We're All Going to the World's Fair
Jane Schoenbrun’s Sundance Film Festival hit utilises online culture for a new kind of horror that blurs the line between the public and personal.
Casey (Anna Cobb) has decided to embark on the ultimate challenge. Mostly ensconced in her bedroom, she has decided to sign-up for a role-playing game in which her everyday experiences tap into the website’s increasingly creepy narrative.
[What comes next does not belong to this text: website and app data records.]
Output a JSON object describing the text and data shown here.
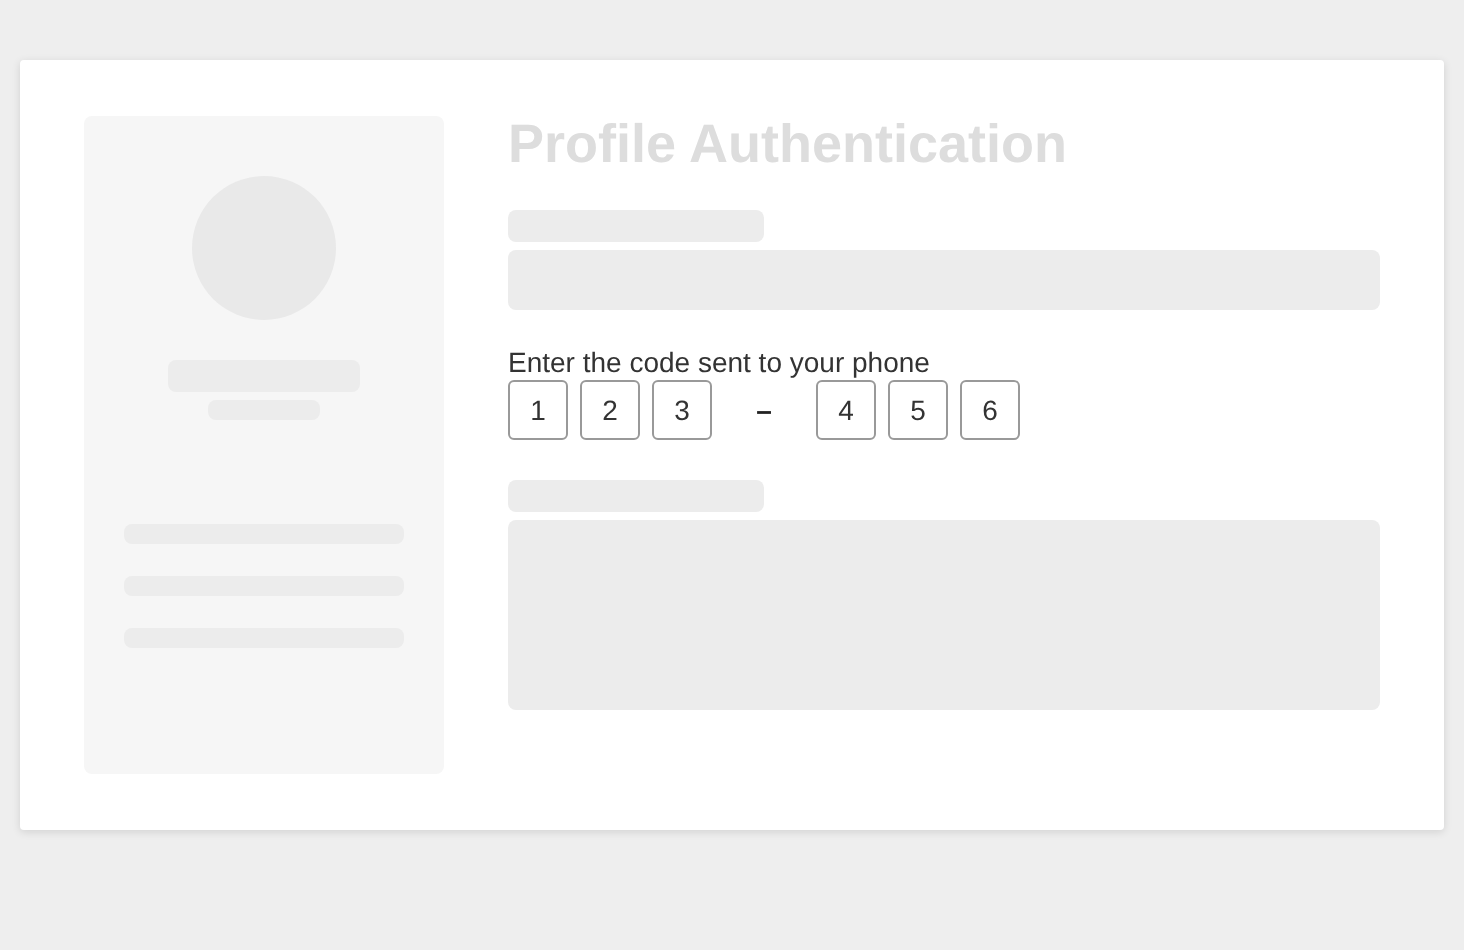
{
  "title": "Profile Authentication",
  "code_prompt": "Enter the code sent to your phone",
  "code_digits": [
    "1",
    "2",
    "3",
    "4",
    "5",
    "6"
  ],
  "code_separator": "–"
}
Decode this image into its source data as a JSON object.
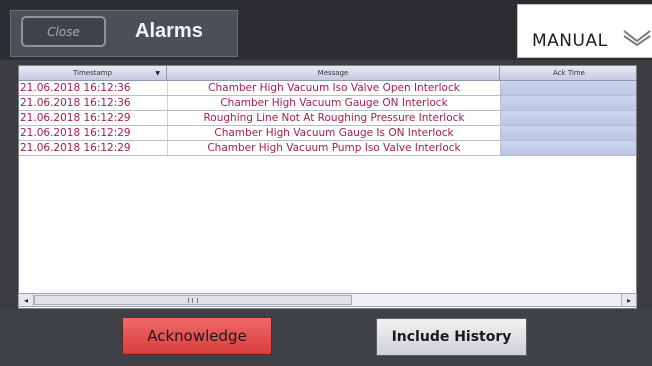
{
  "header": {
    "close_label": "Close",
    "title": "Alarms",
    "mode": "MANUAL",
    "mode_icon": "chevron-down-icon"
  },
  "table": {
    "columns": [
      "Timestamp",
      "Message",
      "Ack Time"
    ],
    "sort_icon": "sort-down-icon",
    "rows": [
      {
        "timestamp": "21.06.2018 16:12:36",
        "message": "Chamber High Vacuum Iso Valve Open Interlock",
        "ack_time": ""
      },
      {
        "timestamp": "21.06.2018 16:12:36",
        "message": "Chamber High Vacuum Gauge ON Interlock",
        "ack_time": ""
      },
      {
        "timestamp": "21.06.2018 16:12:29",
        "message": "Roughing Line Not At Roughing Pressure Interlock",
        "ack_time": ""
      },
      {
        "timestamp": "21.06.2018 16:12:29",
        "message": "Chamber High Vacuum Gauge Is ON Interlock",
        "ack_time": ""
      },
      {
        "timestamp": "21.06.2018 16:12:29",
        "message": "Chamber High Vacuum Pump Iso Valve Interlock",
        "ack_time": ""
      }
    ],
    "text_color": "#9e2050",
    "ack_cell_color": "#c3cde8"
  },
  "footer": {
    "acknowledge_label": "Acknowledge",
    "include_history_label": "Include History",
    "acknowledge_color": "#e85050"
  }
}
Just like the poor souls who say ‘Candyman’ too many times in front of a mirror, Casey begins to realise that she isn’t so much playing out the fable of an urban myth as becoming a pawn in a game that is a little too real.
Unlike other films that have attempted – and often failed – to blend immersive web culture within the construct of a film narrative, Schoenbrun succeeds in embracing both worlds completely. Moreover, We’re All Going to the World’s Fair is an astute portrait of post-millennial anxiety and concerns. It’s an area the filmmaker previously explored in their documentary A Self-Induced Hallucination. Working with Cobb, who convinces as a restless innocent suckered into a dangerous game, Schoenbrun conjures up an impressive horror that feels as fresh as it is unsettling.